Although absolutely physically exhausted, after getting both children in pyjamas and nappies, sleep completely eluded me. It had been such a day and what tomorrow would bring didn’t even bear thinking about.
After breakfast, the likes of which I had never seen before as the table was literally groaning under the amount of food, the first guest came to see us. This was the start of the ‘Jules and children freak show’. Everyone and their dog (literally, in many cases) came to meet us. And this was when I first encountered one of the strangest customs in rural Serbia that to this day I have not got to the root of. Everyone very kindly brought the children lots and lots (and then some more) chocolate. Now as all mothers know, when your daughter is 5 months, she cannot consume chocolate and a 20 month old boy can only manage a small amount. My eyes lit up with every guest, I knew any depressing times were now dealt with; I would sneak the kids chocolate!! But along with the wonderful sweet stuff came packets of coffee. Every single person brought various sizes, brands and packs of the Serbian coffee. My mother-in-law accepted each one and stored them in a cupboard. By the end of our first week we had moved to a third cupboard full of packets of coffee. I do have to explain that everyone came to us; I hadn’t started to visit other people myself by this point. I am still searching for the reason behind this coffee giving custom, although there was not a chance we would run out… ever!!!
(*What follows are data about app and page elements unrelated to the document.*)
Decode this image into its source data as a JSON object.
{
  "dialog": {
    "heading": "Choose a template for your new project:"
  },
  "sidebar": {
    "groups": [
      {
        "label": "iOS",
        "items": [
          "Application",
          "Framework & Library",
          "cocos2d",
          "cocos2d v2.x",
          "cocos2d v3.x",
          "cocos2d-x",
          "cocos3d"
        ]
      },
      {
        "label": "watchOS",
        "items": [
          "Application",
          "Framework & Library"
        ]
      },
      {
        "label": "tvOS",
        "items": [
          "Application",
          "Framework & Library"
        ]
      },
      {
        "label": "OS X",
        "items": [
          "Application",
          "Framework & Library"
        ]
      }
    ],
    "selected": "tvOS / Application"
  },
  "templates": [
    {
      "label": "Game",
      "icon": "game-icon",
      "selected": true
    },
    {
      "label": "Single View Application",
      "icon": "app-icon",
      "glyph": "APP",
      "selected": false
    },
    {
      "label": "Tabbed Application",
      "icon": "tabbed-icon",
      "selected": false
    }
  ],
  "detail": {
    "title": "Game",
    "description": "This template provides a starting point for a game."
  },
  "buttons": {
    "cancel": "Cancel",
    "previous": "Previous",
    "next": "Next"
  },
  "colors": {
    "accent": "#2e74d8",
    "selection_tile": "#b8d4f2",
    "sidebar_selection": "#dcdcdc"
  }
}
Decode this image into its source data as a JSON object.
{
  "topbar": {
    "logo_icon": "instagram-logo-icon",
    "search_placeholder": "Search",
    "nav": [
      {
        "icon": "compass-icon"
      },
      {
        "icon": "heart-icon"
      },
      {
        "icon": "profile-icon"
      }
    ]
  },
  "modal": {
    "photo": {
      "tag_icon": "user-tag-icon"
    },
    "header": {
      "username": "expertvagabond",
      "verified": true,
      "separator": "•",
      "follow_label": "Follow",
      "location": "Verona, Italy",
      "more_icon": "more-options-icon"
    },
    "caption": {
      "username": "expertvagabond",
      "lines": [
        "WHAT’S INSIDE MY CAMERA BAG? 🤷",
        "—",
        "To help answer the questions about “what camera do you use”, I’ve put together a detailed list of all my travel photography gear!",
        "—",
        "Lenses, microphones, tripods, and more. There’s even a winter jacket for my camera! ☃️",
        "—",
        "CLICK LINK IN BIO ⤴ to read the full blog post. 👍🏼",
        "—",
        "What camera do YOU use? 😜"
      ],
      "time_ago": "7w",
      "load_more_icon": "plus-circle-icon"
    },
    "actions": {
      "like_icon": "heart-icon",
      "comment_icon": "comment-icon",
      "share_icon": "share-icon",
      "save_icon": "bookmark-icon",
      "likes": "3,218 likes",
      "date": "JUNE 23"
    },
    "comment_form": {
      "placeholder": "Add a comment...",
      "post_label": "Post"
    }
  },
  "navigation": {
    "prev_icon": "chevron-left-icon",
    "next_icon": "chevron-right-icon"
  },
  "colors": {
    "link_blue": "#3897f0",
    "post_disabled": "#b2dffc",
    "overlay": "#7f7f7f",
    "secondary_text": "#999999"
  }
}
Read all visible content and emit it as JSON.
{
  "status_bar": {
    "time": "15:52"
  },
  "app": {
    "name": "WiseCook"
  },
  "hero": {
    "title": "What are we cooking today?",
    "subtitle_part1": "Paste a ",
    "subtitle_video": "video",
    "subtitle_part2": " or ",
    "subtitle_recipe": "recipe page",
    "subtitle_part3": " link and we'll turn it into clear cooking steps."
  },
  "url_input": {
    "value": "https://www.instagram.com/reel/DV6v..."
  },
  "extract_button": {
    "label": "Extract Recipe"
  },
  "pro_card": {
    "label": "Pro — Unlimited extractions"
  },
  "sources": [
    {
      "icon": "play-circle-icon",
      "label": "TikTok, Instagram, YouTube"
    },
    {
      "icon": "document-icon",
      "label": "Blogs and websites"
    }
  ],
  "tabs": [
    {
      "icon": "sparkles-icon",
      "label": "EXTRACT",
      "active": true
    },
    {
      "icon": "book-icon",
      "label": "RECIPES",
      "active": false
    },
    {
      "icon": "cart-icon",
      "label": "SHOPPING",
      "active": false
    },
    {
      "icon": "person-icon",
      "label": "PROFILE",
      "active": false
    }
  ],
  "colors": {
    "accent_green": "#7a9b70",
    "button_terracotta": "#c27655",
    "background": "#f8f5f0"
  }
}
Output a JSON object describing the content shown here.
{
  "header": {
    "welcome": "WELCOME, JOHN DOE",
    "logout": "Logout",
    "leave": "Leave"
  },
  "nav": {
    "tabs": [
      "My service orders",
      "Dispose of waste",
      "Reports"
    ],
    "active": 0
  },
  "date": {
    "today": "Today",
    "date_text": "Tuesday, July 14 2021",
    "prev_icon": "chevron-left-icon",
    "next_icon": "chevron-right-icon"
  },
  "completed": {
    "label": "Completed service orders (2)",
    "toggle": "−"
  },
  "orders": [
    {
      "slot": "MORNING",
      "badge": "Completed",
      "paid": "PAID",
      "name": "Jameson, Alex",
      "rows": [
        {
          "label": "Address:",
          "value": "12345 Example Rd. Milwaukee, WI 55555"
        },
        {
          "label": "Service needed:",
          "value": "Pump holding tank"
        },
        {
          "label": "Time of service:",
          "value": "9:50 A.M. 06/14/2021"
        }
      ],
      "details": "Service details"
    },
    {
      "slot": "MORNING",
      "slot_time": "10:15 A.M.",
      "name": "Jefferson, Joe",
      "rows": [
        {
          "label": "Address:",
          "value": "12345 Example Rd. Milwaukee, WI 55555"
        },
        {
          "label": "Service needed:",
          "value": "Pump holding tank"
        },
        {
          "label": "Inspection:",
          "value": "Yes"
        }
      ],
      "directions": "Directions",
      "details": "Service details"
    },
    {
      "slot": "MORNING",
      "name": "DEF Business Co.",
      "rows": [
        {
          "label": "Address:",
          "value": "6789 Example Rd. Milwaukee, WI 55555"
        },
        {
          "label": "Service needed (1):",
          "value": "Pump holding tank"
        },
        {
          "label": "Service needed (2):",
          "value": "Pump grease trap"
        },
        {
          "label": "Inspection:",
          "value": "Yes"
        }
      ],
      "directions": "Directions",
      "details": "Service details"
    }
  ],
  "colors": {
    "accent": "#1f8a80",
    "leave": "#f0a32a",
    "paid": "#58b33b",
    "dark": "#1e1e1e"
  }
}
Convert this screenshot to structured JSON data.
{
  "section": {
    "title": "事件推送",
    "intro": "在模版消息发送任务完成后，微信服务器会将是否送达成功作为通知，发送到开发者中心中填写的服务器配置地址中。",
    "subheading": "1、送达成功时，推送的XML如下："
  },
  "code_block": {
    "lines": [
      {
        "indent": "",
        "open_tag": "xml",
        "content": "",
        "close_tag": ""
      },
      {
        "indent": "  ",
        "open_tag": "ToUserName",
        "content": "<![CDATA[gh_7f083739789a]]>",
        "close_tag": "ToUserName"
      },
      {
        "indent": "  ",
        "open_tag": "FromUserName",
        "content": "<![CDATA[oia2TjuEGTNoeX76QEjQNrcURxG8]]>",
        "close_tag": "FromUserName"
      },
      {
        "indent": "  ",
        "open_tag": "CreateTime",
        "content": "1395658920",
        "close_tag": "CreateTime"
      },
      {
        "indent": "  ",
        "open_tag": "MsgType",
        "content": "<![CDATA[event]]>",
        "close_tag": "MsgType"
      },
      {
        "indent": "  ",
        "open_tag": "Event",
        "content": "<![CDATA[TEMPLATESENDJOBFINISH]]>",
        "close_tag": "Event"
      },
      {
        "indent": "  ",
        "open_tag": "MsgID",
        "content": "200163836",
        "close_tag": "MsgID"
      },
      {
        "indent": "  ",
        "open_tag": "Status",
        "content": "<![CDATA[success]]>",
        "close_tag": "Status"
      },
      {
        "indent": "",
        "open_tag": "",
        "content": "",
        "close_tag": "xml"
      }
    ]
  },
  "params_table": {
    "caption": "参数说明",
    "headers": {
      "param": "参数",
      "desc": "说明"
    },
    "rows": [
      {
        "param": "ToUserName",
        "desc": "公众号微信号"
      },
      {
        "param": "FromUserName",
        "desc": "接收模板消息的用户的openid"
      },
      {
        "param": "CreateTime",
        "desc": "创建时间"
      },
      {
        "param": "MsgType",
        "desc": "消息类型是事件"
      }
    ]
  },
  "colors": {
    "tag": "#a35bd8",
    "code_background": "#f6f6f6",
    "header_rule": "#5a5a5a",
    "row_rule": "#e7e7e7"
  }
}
Along with my amazement at my mini mountain of stuff being replaced by a hill of coffee, I was also bemused by how many people came to see us. There was a constant stream of people, some of whom I have never seen again, well actually I might have done but I am not great with faces. Obviously at 20 months my son had just started talking and his favourite word was “look”. He liked pointing at everything and exclaiming: “Look!“ I encouraged this and felt like we were being accepted when everyone else who visited us asked him to say it, laughing afterwards. I was a tad bemused, but in all that was going on I didn’t dwell on it. It was a while later that someone told me how sweet it was that I had taught him the Serbian word for onion before we came here (luk). Hmm, have to say I never admitted to anything, but why anyone would think, of all the words to teach him, that I would choose onion, is kind of beyond me.

I felt that our coming out parade, as this was how it seemed, had been successful and we had been accepted to a point – the tea drinking still bringing lots of head shaking, but I learnt to deal with that… and now it was time to go and sort out my paperwork. Boy was that a jolt to the system!!!!!!